Instructions for the task – Find every line below where the string "help" shows up, and copy those lines.

(Material provided begins)

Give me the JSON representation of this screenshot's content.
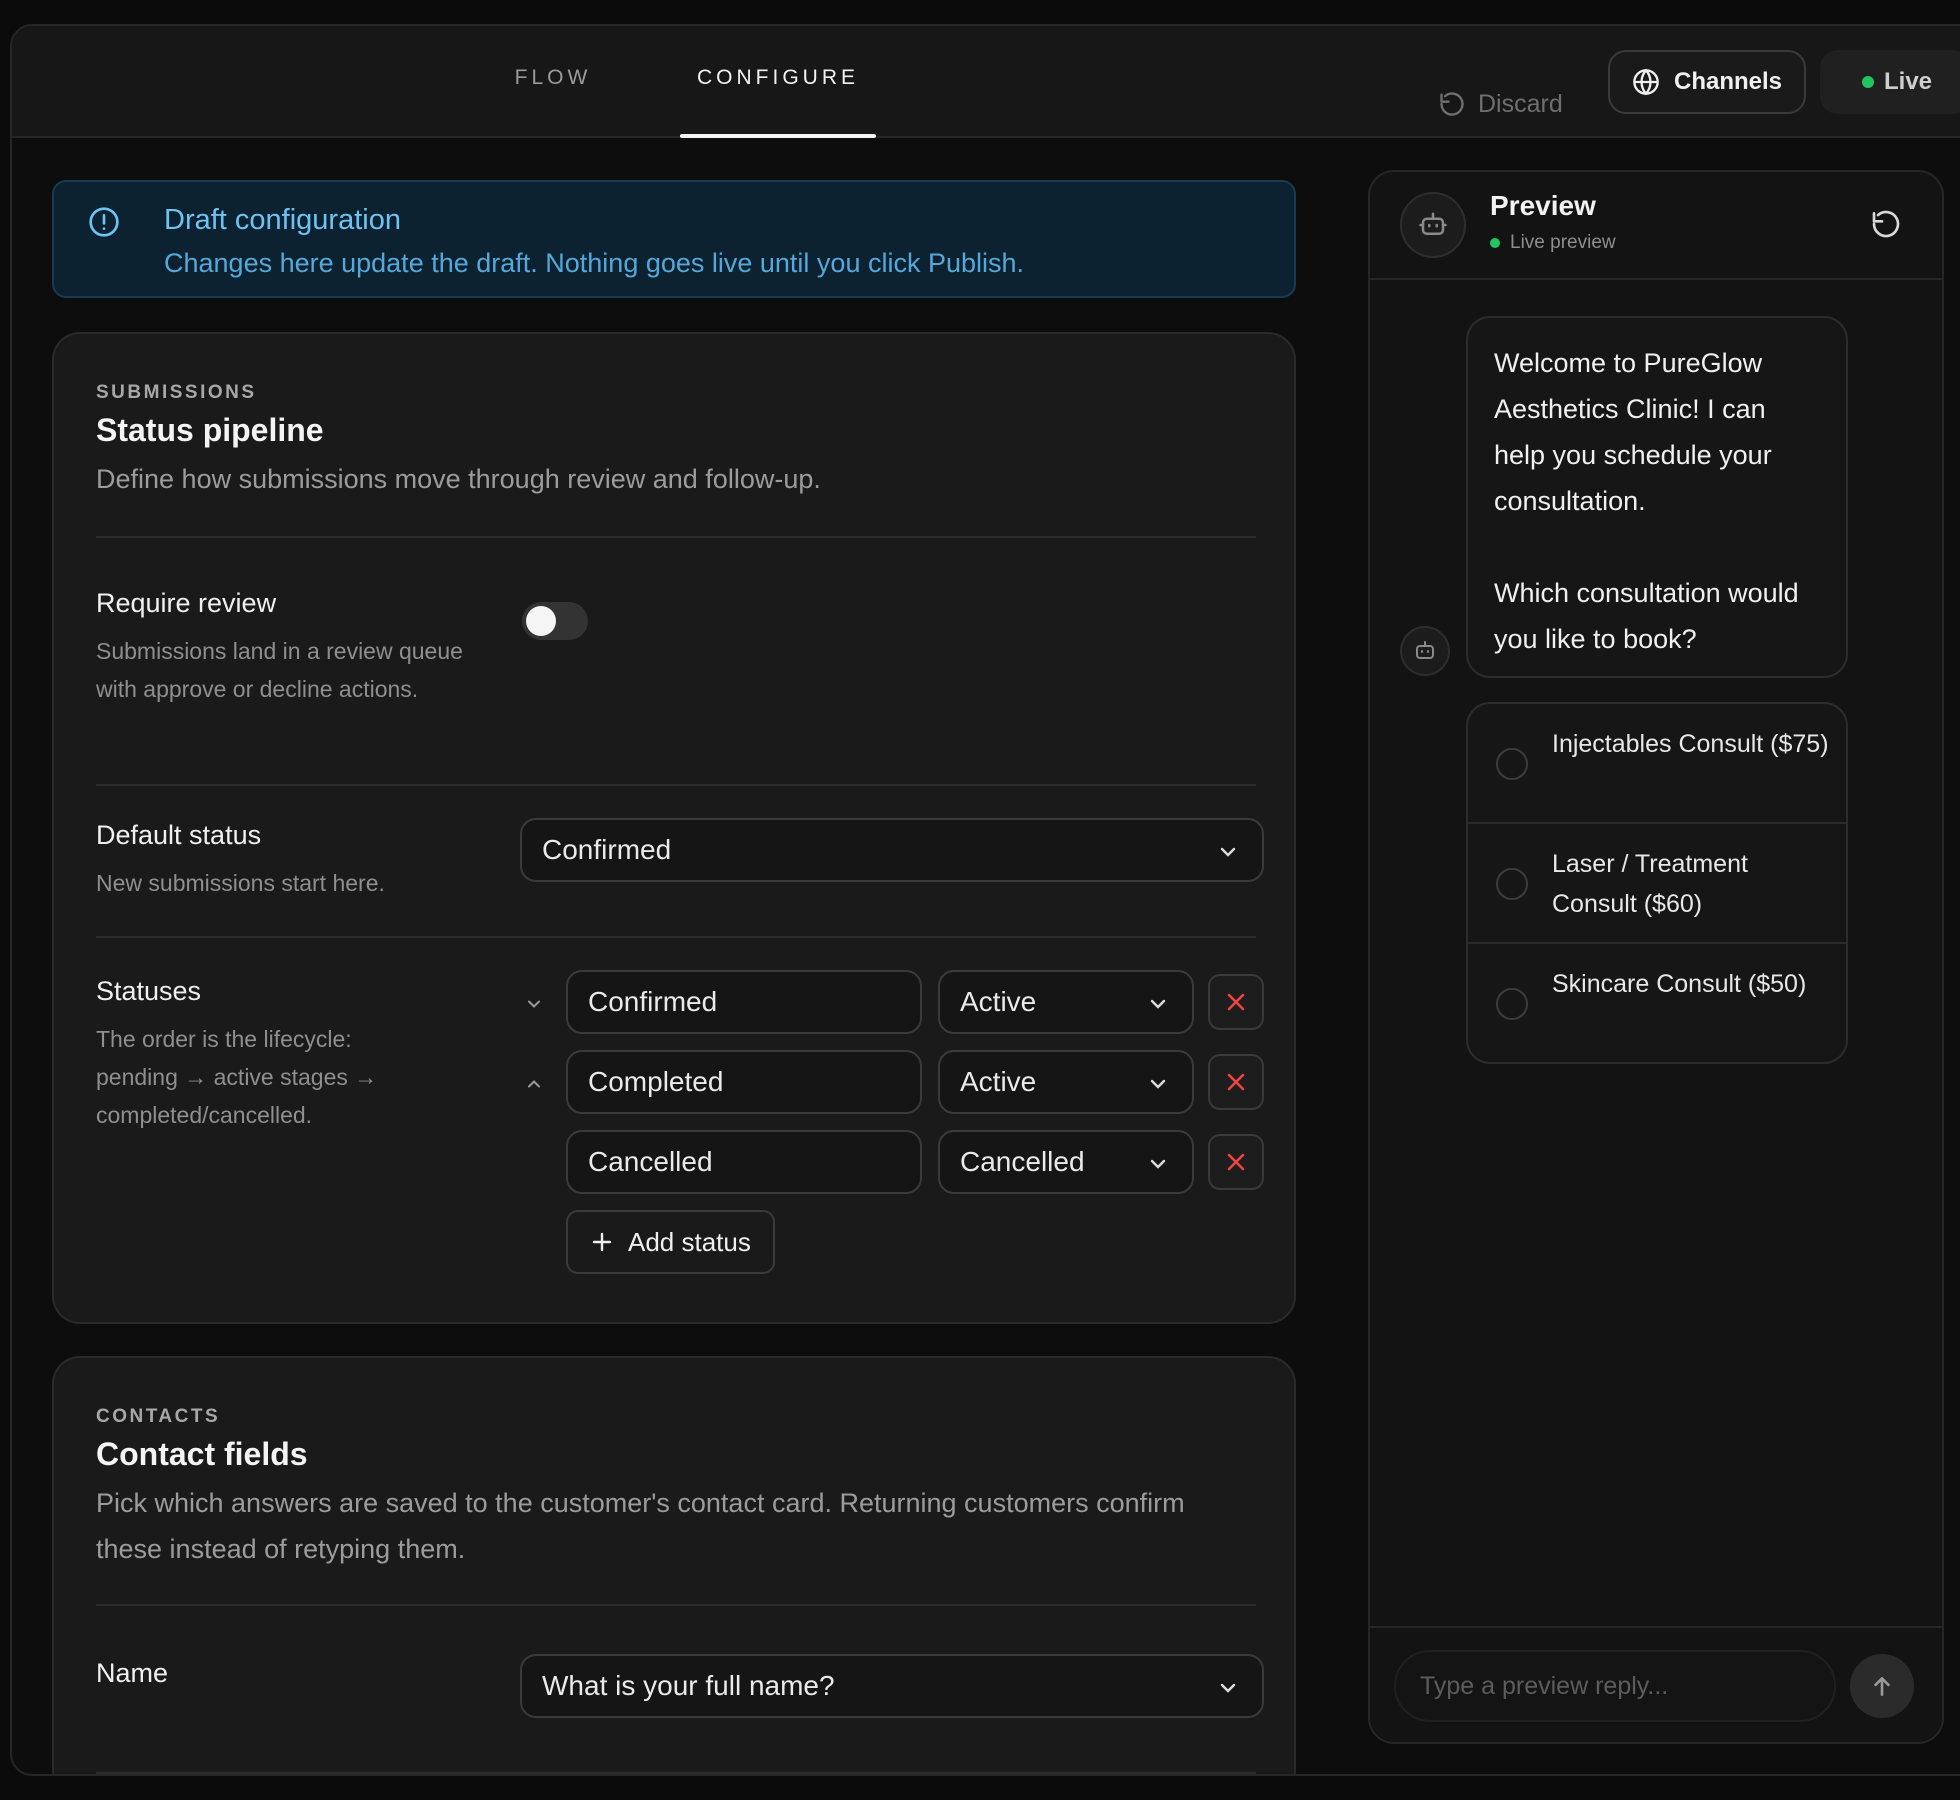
{
  "topbar": {
    "tabs": [
      {
        "label": "FLOW",
        "active": false
      },
      {
        "label": "CONFIGURE",
        "active": true
      }
    ],
    "discard_label": "Discard",
    "channels_label": "Channels",
    "live_label": "Live"
  },
  "alert": {
    "title": "Draft configuration",
    "message": "Changes here update the draft. Nothing goes live until you click Publish."
  },
  "submissions": {
    "eyebrow": "SUBMISSIONS",
    "title": "Status pipeline",
    "description": "Define how submissions move through review and follow-up.",
    "require_review": {
      "label": "Require review",
      "help": "Submissions land in a review queue with approve or decline actions.",
      "enabled": false
    },
    "default_status": {
      "label": "Default status",
      "help": "New submissions start here.",
      "value": "Confirmed"
    },
    "statuses": {
      "label": "Statuses",
      "help": "The order is the lifecycle: pending → active stages → completed/cancelled.",
      "items": [
        {
          "name": "Confirmed",
          "type": "Active"
        },
        {
          "name": "Completed",
          "type": "Active"
        },
        {
          "name": "Cancelled",
          "type": "Cancelled"
        }
      ],
      "add_label": "Add status"
    }
  },
  "contacts": {
    "eyebrow": "CONTACTS",
    "title": "Contact fields",
    "description": "Pick which answers are saved to the customer's contact card. Returning customers confirm these instead of retyping them.",
    "name_field": {
      "label": "Name",
      "value": "What is your full name?"
    }
  },
  "preview": {
    "title": "Preview",
    "subtitle": "Live preview",
    "message": "Welcome to PureGlow Aesthetics Clinic! I can help you schedule your consultation.\n\nWhich consultation would you like to book?",
    "options": [
      "Injectables Consult ($75)",
      "Laser / Treatment Consult ($60)",
      "Skincare Consult ($50)"
    ],
    "input_placeholder": "Type a preview reply..."
  },
  "colors": {
    "accent_blue": "#6ec3f2",
    "live_green": "#22c55e",
    "danger_red": "#ef4444"
  }
}
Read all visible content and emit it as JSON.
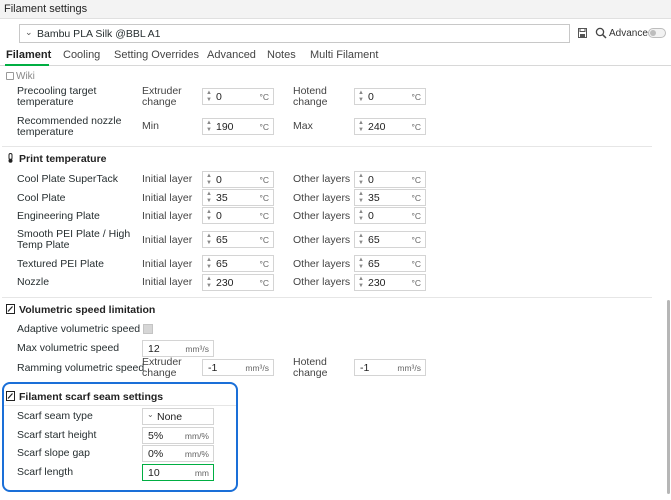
{
  "window": {
    "title": "Filament settings"
  },
  "preset": {
    "name": "Bambu PLA Silk @BBL A1",
    "advanced_label": "Advanced"
  },
  "tabs": [
    {
      "label": "Filament"
    },
    {
      "label": "Cooling"
    },
    {
      "label": "Setting Overrides"
    },
    {
      "label": "Advanced"
    },
    {
      "label": "Notes"
    },
    {
      "label": "Multi Filament"
    }
  ],
  "wiki_label": "Wiki",
  "top_rows": {
    "precool": {
      "label1": "Precooling target",
      "label2": "temperature",
      "a_label1": "Extruder",
      "a_label2": "change",
      "a_value": "0",
      "b_label1": "Hotend",
      "b_label2": "change",
      "b_value": "0",
      "unit": "°C"
    },
    "nozzle_rec": {
      "label1": "Recommended nozzle",
      "label2": "temperature",
      "a_label": "Min",
      "a_value": "190",
      "b_label": "Max",
      "b_value": "240",
      "unit": "°C"
    }
  },
  "print_temperature": {
    "title": "Print temperature",
    "col_a": "Initial layer",
    "col_b": "Other layers",
    "unit": "°C",
    "rows": [
      {
        "label": "Cool Plate SuperTack",
        "a": "0",
        "b": "0"
      },
      {
        "label": "Cool Plate",
        "a": "35",
        "b": "35"
      },
      {
        "label": "Engineering Plate",
        "a": "0",
        "b": "0"
      },
      {
        "label1": "Smooth PEI Plate / High",
        "label2": "Temp Plate",
        "a": "65",
        "b": "65"
      },
      {
        "label": "Textured PEI Plate",
        "a": "65",
        "b": "65"
      },
      {
        "label": "Nozzle",
        "a": "230",
        "b": "230"
      }
    ]
  },
  "volumetric": {
    "title": "Volumetric speed limitation",
    "adaptive_label": "Adaptive volumetric speed",
    "max_label": "Max volumetric speed",
    "max_value": "12",
    "unit": "mm³/s",
    "ramming_label": "Ramming volumetric speed",
    "ext_label1": "Extruder",
    "ext_label2": "change",
    "ext_value": "-1",
    "hot_label1": "Hotend",
    "hot_label2": "change",
    "hot_value": "-1"
  },
  "scarf": {
    "title": "Filament scarf seam settings",
    "type_label": "Scarf seam type",
    "type_value": "None",
    "start_label": "Scarf start height",
    "start_value": "5%",
    "start_unit": "mm/%",
    "gap_label": "Scarf slope gap",
    "gap_value": "0%",
    "gap_unit": "mm/%",
    "length_label": "Scarf length",
    "length_value": "10",
    "length_unit": "mm"
  },
  "colors": {
    "accent": "#00ae42",
    "highlight": "#1a6fd8"
  }
}
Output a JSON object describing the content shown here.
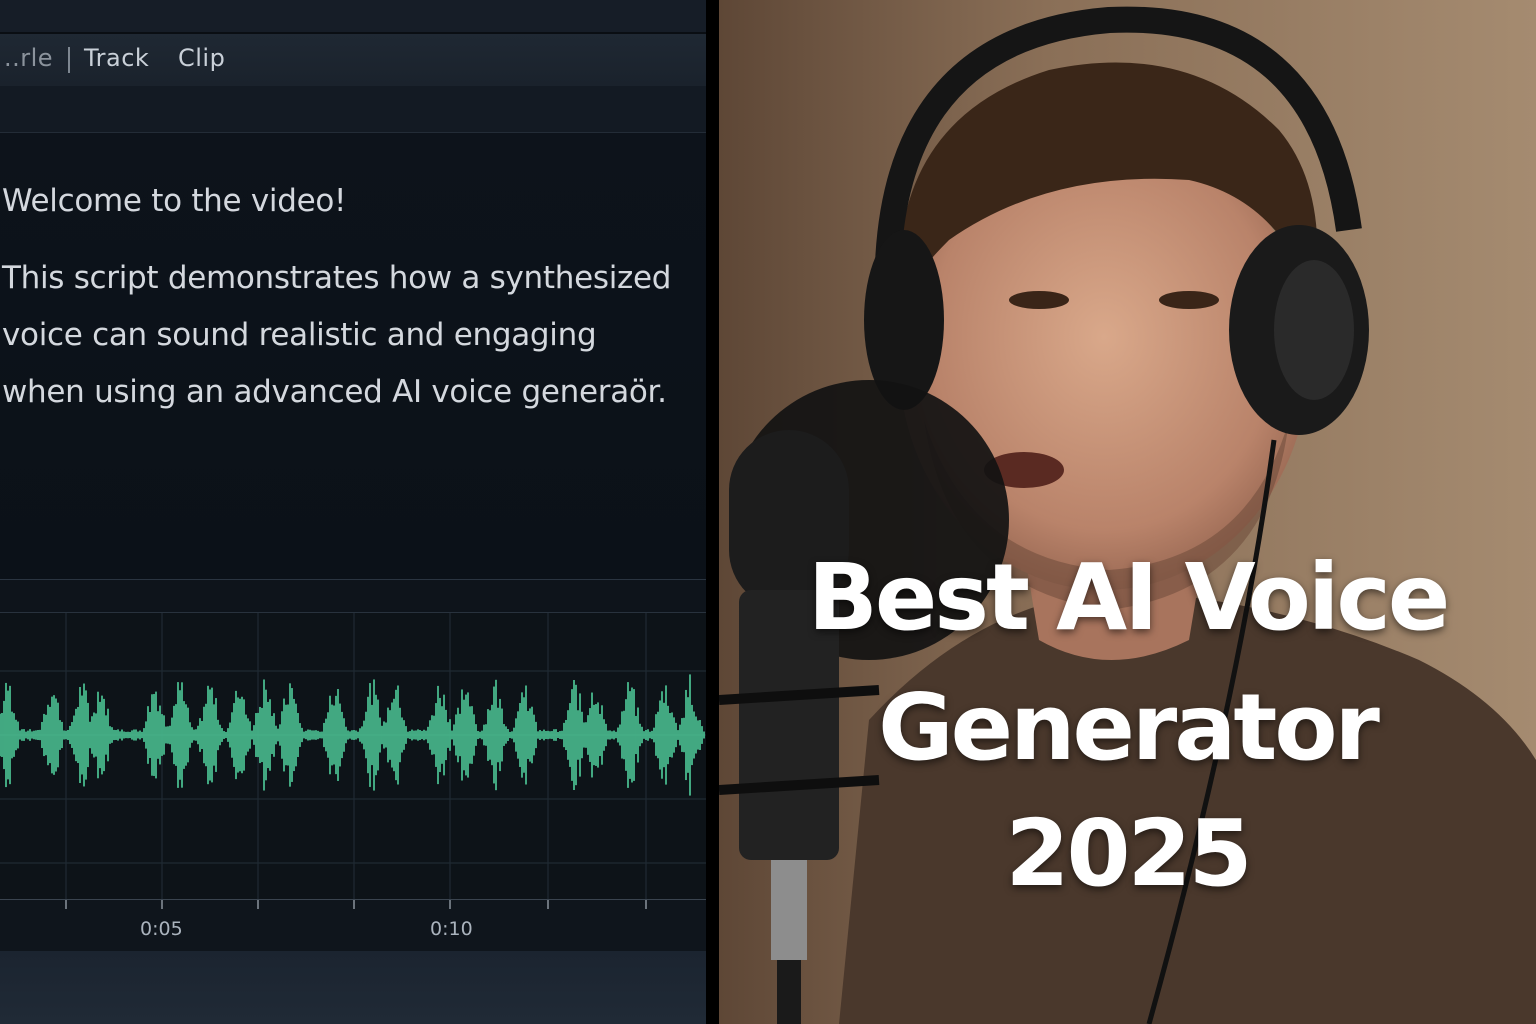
{
  "menu": {
    "items": [
      {
        "label": "..rle"
      },
      {
        "label": "Track"
      },
      {
        "label": "Clip"
      }
    ]
  },
  "script": {
    "greeting": "Welcome to the video!",
    "lines": [
      "This script demonstrates how a synthesized",
      "voice can sound realistic and engaging",
      "when using an advanced AI voice generaör."
    ]
  },
  "timeline": {
    "markers": [
      "0:05",
      "0:10"
    ]
  },
  "waveform": {
    "color": "#4fcf9c"
  },
  "thumbnail": {
    "title_lines": [
      "Best AI Voice",
      "Generator",
      "2025"
    ],
    "image_description_icon": "podcaster-with-microphone-and-headphones"
  }
}
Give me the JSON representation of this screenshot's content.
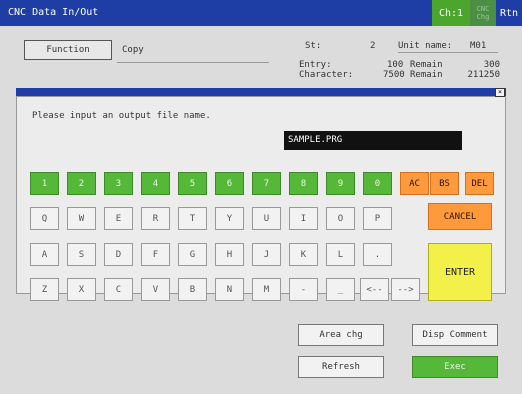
{
  "window": {
    "title": "CNC Data In/Out",
    "ch_label": "Ch:1",
    "cnc_label": "CNC Chg",
    "rtn_label": "Rtn"
  },
  "header": {
    "function_label": "Function",
    "function_value": "Copy",
    "st_label": "St:",
    "st_value": "2",
    "unit_label": "Unit name:",
    "unit_value": "M01",
    "entry_label": "Entry:",
    "entry_count": "100",
    "entry_remain_label": "Remain",
    "entry_remain": "300",
    "char_label": "Character:",
    "char_count": "7500",
    "char_remain_label": "Remain",
    "char_remain": "211250"
  },
  "dialog": {
    "prompt": "Please input an output file name.",
    "filename": "SAMPLE.PRG",
    "close": "×"
  },
  "keys": {
    "row1": [
      "1",
      "2",
      "3",
      "4",
      "5",
      "6",
      "7",
      "8",
      "9",
      "0"
    ],
    "row1_extra": [
      "AC",
      "BS",
      "DEL"
    ],
    "row2": [
      "Q",
      "W",
      "E",
      "R",
      "T",
      "Y",
      "U",
      "I",
      "O",
      "P"
    ],
    "row3": [
      "A",
      "S",
      "D",
      "F",
      "G",
      "H",
      "J",
      "K",
      "L",
      "."
    ],
    "row4": [
      "Z",
      "X",
      "C",
      "V",
      "B",
      "N",
      "M",
      "-",
      "_",
      "<--",
      "-->"
    ],
    "cancel": "CANCEL",
    "enter": "ENTER"
  },
  "bottom": {
    "area_chg": "Area chg",
    "disp_comment": "Disp Comment",
    "refresh": "Refresh",
    "exec": "Exec"
  },
  "colors": {
    "title_bar": "#1e3ea6",
    "green": "#56b838",
    "orange": "#ff9a3c",
    "yellow": "#f3f04a"
  }
}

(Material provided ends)

Solution for this problem –
      "help": "Submissions land in a review queue with approve or decline actions.",
      "help": "New submissions start here.",
      "help": "The order is the lifecycle: pending → active stages → completed/cancelled.",
    "message": "Welcome to PureGlow Aesthetics Clinic! I can help you schedule your consultation.\n\nWhich consultation would you like to book?",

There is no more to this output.